**TASK**
What you return must match the records exactly, line for line.

**Web page and app entries**
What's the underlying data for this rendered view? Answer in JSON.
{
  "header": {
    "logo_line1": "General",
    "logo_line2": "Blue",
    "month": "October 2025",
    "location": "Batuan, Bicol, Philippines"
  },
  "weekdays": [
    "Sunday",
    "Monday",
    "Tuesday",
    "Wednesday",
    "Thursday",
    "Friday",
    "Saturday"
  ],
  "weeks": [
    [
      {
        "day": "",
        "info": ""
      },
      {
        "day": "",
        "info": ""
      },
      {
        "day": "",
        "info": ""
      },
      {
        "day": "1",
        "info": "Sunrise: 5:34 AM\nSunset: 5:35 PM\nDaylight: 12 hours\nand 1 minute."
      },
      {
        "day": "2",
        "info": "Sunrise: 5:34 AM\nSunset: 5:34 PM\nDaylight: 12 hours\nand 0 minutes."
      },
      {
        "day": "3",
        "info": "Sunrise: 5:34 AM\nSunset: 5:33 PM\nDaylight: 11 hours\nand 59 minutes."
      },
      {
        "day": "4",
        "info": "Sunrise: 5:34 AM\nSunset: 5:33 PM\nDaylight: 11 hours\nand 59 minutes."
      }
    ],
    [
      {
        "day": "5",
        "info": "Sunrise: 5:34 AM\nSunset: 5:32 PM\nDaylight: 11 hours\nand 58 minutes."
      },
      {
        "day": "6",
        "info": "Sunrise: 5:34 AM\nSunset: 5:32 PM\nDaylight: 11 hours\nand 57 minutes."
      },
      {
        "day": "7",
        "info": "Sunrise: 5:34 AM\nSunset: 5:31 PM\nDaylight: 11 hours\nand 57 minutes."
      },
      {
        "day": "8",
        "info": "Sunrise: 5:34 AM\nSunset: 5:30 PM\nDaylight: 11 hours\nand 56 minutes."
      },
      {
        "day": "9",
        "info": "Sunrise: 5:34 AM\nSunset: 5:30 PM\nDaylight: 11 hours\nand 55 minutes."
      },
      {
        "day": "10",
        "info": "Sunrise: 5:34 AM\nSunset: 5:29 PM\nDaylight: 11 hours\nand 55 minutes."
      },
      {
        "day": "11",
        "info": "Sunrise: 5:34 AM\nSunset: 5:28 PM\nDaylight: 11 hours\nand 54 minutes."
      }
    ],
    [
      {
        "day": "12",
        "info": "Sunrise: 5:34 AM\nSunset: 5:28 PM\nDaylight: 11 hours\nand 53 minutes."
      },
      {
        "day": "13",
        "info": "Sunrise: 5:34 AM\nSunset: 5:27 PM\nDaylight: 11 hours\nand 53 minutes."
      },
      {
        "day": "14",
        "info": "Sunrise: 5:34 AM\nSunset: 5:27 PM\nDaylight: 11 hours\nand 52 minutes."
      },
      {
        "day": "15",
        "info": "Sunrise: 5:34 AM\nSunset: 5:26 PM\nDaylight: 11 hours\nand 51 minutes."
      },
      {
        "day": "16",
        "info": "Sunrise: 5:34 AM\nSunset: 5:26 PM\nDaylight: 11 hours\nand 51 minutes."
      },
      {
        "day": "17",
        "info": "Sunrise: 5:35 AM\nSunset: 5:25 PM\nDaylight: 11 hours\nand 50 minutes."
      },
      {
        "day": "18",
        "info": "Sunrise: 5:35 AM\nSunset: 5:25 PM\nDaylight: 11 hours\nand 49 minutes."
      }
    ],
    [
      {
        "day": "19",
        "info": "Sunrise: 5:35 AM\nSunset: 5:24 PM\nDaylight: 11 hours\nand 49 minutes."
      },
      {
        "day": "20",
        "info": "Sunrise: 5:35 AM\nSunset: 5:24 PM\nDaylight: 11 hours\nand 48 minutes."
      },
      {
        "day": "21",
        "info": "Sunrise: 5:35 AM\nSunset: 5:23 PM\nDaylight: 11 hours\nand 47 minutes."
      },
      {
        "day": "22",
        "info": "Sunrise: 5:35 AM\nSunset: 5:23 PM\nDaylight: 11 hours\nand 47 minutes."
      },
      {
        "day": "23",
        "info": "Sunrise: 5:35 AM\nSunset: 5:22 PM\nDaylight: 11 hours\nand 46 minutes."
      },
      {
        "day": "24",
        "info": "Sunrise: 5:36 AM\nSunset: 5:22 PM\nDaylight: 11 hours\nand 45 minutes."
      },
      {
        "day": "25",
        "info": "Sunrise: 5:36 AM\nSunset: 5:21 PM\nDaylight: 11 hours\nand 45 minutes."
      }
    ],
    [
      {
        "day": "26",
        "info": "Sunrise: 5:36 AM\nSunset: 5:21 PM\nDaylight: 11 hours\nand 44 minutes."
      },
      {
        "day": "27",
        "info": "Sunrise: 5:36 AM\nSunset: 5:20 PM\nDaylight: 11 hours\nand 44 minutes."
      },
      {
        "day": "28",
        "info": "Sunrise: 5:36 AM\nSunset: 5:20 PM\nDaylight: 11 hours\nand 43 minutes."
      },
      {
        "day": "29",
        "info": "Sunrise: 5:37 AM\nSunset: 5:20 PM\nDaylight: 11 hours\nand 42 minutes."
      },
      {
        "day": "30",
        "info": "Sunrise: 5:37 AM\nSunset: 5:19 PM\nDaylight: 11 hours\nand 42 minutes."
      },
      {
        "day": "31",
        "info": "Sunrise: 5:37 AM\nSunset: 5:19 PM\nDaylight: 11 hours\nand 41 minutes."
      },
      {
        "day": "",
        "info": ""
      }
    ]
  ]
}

**FINISHED TASK**
What's the underlying data for this rendered view? Answer in JSON.
{
  "header": {
    "logo_line1": "General",
    "logo_line2": "Blue",
    "month": "October 2025",
    "location": "Batuan, Bicol, Philippines"
  },
  "weekdays": [
    "Sunday",
    "Monday",
    "Tuesday",
    "Wednesday",
    "Thursday",
    "Friday",
    "Saturday"
  ],
  "weeks": [
    [
      {
        "day": "",
        "info": ""
      },
      {
        "day": "",
        "info": ""
      },
      {
        "day": "",
        "info": ""
      },
      {
        "day": "1",
        "info": "Sunrise: 5:34 AM\nSunset: 5:35 PM\nDaylight: 12 hours\nand 1 minute."
      },
      {
        "day": "2",
        "info": "Sunrise: 5:34 AM\nSunset: 5:34 PM\nDaylight: 12 hours\nand 0 minutes."
      },
      {
        "day": "3",
        "info": "Sunrise: 5:34 AM\nSunset: 5:33 PM\nDaylight: 11 hours\nand 59 minutes."
      },
      {
        "day": "4",
        "info": "Sunrise: 5:34 AM\nSunset: 5:33 PM\nDaylight: 11 hours\nand 59 minutes."
      }
    ],
    [
      {
        "day": "5",
        "info": "Sunrise: 5:34 AM\nSunset: 5:32 PM\nDaylight: 11 hours\nand 58 minutes."
      },
      {
        "day": "6",
        "info": "Sunrise: 5:34 AM\nSunset: 5:32 PM\nDaylight: 11 hours\nand 57 minutes."
      },
      {
        "day": "7",
        "info": "Sunrise: 5:34 AM\nSunset: 5:31 PM\nDaylight: 11 hours\nand 57 minutes."
      },
      {
        "day": "8",
        "info": "Sunrise: 5:34 AM\nSunset: 5:30 PM\nDaylight: 11 hours\nand 56 minutes."
      },
      {
        "day": "9",
        "info": "Sunrise: 5:34 AM\nSunset: 5:30 PM\nDaylight: 11 hours\nand 55 minutes."
      },
      {
        "day": "10",
        "info": "Sunrise: 5:34 AM\nSunset: 5:29 PM\nDaylight: 11 hours\nand 55 minutes."
      },
      {
        "day": "11",
        "info": "Sunrise: 5:34 AM\nSunset: 5:28 PM\nDaylight: 11 hours\nand 54 minutes."
      }
    ],
    [
      {
        "day": "12",
        "info": "Sunrise: 5:34 AM\nSunset: 5:28 PM\nDaylight: 11 hours\nand 53 minutes."
      },
      {
        "day": "13",
        "info": "Sunrise: 5:34 AM\nSunset: 5:27 PM\nDaylight: 11 hours\nand 53 minutes."
      },
      {
        "day": "14",
        "info": "Sunrise: 5:34 AM\nSunset: 5:27 PM\nDaylight: 11 hours\nand 52 minutes."
      },
      {
        "day": "15",
        "info": "Sunrise: 5:34 AM\nSunset: 5:26 PM\nDaylight: 11 hours\nand 51 minutes."
      },
      {
        "day": "16",
        "info": "Sunrise: 5:34 AM\nSunset: 5:26 PM\nDaylight: 11 hours\nand 51 minutes."
      },
      {
        "day": "17",
        "info": "Sunrise: 5:35 AM\nSunset: 5:25 PM\nDaylight: 11 hours\nand 50 minutes."
      },
      {
        "day": "18",
        "info": "Sunrise: 5:35 AM\nSunset: 5:25 PM\nDaylight: 11 hours\nand 49 minutes."
      }
    ],
    [
      {
        "day": "19",
        "info": "Sunrise: 5:35 AM\nSunset: 5:24 PM\nDaylight: 11 hours\nand 49 minutes."
      },
      {
        "day": "20",
        "info": "Sunrise: 5:35 AM\nSunset: 5:24 PM\nDaylight: 11 hours\nand 48 minutes."
      },
      {
        "day": "21",
        "info": "Sunrise: 5:35 AM\nSunset: 5:23 PM\nDaylight: 11 hours\nand 47 minutes."
      },
      {
        "day": "22",
        "info": "Sunrise: 5:35 AM\nSunset: 5:23 PM\nDaylight: 11 hours\nand 47 minutes."
      },
      {
        "day": "23",
        "info": "Sunrise: 5:35 AM\nSunset: 5:22 PM\nDaylight: 11 hours\nand 46 minutes."
      },
      {
        "day": "24",
        "info": "Sunrise: 5:36 AM\nSunset: 5:22 PM\nDaylight: 11 hours\nand 45 minutes."
      },
      {
        "day": "25",
        "info": "Sunrise: 5:36 AM\nSunset: 5:21 PM\nDaylight: 11 hours\nand 45 minutes."
      }
    ],
    [
      {
        "day": "26",
        "info": "Sunrise: 5:36 AM\nSunset: 5:21 PM\nDaylight: 11 hours\nand 44 minutes."
      },
      {
        "day": "27",
        "info": "Sunrise: 5:36 AM\nSunset: 5:20 PM\nDaylight: 11 hours\nand 44 minutes."
      },
      {
        "day": "28",
        "info": "Sunrise: 5:36 AM\nSunset: 5:20 PM\nDaylight: 11 hours\nand 43 minutes."
      },
      {
        "day": "29",
        "info": "Sunrise: 5:37 AM\nSunset: 5:20 PM\nDaylight: 11 hours\nand 42 minutes."
      },
      {
        "day": "30",
        "info": "Sunrise: 5:37 AM\nSunset: 5:19 PM\nDaylight: 11 hours\nand 42 minutes."
      },
      {
        "day": "31",
        "info": "Sunrise: 5:37 AM\nSunset: 5:19 PM\nDaylight: 11 hours\nand 41 minutes."
      },
      {
        "day": "",
        "info": ""
      }
    ]
  ]
}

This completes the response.